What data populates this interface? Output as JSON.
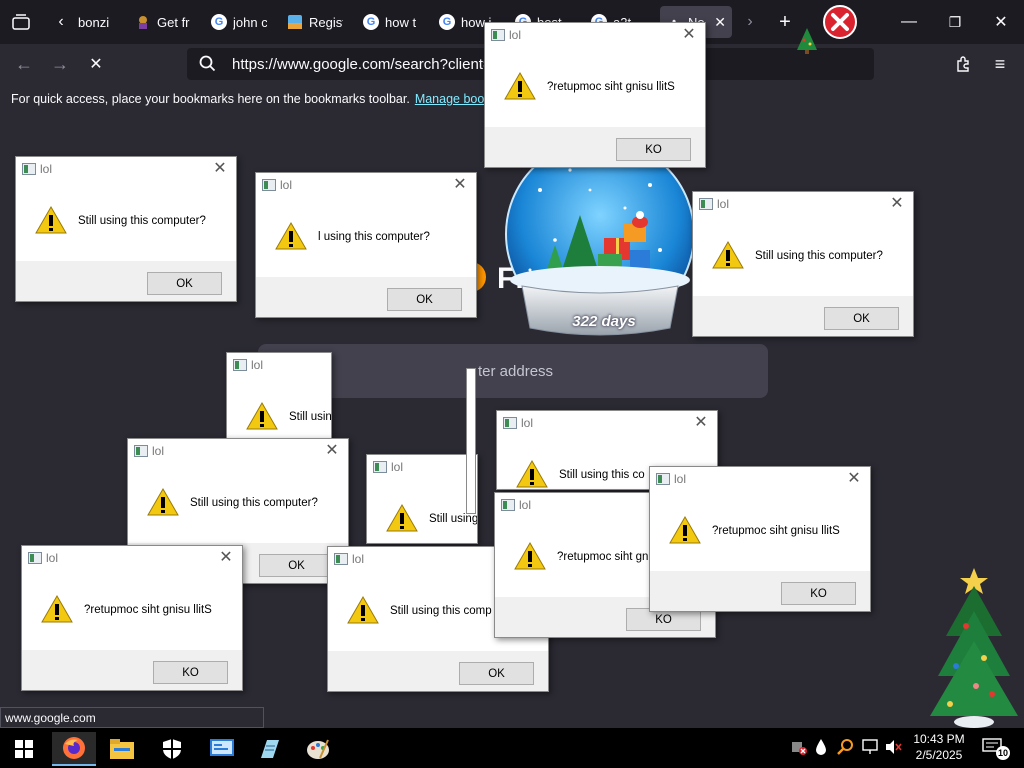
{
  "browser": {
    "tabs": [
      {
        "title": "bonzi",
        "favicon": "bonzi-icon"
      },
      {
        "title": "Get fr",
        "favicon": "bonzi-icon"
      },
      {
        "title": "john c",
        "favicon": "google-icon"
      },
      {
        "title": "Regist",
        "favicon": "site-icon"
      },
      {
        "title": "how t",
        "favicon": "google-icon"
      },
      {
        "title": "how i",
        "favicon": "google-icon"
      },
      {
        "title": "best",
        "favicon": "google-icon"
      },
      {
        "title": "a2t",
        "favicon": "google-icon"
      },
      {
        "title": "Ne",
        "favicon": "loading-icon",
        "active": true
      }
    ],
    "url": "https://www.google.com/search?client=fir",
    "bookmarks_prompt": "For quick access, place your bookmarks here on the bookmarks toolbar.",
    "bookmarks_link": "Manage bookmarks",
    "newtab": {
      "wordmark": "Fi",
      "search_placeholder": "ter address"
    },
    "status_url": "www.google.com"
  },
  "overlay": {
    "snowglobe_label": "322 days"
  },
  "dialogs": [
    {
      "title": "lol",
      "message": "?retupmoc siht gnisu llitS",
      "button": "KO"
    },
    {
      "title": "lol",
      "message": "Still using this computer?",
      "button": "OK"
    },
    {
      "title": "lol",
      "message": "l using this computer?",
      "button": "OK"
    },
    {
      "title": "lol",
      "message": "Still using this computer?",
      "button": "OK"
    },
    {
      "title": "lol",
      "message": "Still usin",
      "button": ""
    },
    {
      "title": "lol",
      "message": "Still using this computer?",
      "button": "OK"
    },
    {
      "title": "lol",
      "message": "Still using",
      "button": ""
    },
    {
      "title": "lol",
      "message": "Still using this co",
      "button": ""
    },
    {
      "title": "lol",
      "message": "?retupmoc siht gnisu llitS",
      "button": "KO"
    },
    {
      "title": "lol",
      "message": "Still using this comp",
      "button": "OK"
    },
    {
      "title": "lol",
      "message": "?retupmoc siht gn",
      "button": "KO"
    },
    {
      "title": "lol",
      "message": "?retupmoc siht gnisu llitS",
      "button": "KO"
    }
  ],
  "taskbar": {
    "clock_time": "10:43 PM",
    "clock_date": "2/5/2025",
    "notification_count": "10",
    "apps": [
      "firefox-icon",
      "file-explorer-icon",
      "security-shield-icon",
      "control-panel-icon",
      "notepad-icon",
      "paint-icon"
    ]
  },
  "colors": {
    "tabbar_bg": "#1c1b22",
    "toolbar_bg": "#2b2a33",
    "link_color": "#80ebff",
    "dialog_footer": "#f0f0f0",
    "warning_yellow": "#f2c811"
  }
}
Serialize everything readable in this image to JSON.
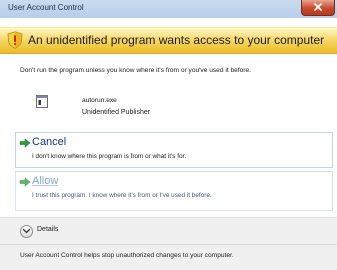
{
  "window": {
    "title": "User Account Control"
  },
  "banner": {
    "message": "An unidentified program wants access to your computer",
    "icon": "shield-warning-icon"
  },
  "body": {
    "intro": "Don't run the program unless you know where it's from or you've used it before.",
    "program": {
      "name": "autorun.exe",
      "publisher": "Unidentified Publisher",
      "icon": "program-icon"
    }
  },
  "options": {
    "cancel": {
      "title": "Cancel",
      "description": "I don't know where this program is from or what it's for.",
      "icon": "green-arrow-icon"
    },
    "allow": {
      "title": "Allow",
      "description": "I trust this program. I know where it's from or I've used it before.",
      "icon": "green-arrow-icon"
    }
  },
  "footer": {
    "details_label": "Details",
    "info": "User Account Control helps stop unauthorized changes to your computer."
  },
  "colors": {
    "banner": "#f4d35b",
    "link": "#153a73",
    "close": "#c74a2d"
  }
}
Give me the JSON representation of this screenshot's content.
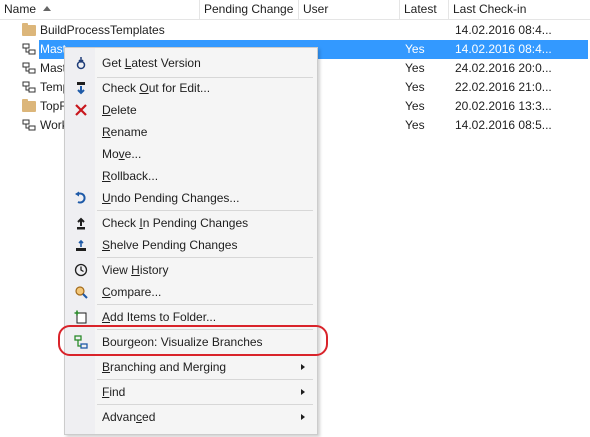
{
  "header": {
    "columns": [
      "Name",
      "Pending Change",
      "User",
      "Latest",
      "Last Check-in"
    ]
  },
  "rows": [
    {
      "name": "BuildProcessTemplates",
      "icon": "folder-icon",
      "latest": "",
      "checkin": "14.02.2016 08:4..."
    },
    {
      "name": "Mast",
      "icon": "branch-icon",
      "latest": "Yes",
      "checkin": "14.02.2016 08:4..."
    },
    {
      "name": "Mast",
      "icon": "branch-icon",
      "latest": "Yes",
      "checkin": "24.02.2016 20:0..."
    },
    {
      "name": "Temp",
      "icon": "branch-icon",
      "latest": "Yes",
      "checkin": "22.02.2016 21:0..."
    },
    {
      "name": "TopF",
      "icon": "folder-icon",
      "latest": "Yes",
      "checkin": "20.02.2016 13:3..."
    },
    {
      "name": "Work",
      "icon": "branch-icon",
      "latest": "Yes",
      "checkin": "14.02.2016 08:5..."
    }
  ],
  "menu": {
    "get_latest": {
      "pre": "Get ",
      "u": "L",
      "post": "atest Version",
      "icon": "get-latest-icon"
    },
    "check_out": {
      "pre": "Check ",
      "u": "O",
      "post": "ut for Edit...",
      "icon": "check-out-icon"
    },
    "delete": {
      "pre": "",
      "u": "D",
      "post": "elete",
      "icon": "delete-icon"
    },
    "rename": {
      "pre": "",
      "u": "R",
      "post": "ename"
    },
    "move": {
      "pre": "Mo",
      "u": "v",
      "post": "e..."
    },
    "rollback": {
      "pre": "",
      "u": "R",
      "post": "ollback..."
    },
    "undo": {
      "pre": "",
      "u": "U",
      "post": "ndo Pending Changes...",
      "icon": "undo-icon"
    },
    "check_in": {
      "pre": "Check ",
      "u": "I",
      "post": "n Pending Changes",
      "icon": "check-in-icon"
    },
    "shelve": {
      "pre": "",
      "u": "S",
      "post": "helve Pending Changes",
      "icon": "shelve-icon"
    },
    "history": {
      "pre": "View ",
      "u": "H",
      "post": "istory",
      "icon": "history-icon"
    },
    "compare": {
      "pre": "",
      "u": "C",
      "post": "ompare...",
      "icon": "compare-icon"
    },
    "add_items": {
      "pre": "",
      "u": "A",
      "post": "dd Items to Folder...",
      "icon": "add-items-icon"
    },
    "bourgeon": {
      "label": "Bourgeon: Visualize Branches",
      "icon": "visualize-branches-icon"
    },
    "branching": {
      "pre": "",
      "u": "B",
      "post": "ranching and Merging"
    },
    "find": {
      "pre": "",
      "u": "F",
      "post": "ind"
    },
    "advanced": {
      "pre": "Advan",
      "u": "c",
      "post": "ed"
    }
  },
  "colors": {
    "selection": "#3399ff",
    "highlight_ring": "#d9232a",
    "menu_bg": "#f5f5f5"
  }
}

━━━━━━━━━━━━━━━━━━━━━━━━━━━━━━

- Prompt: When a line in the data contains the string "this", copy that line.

- Task result:
What data populates this interface? Output as JSON.
      "message": "Still using this computer?",
      "message": "l using this computer?",
      "message": "Still using this computer?",
      "message": "Still using this computer?",
      "message": "Still using this co",
      "message": "Still using this comp",
Serialize everything readable in this image to JSON.
      "description": "I don't know where this program is from or what it's for.",
      "description": "I trust this program. I know where it's from or I've used it before.",
Give me the JSON representation of this screenshot's content.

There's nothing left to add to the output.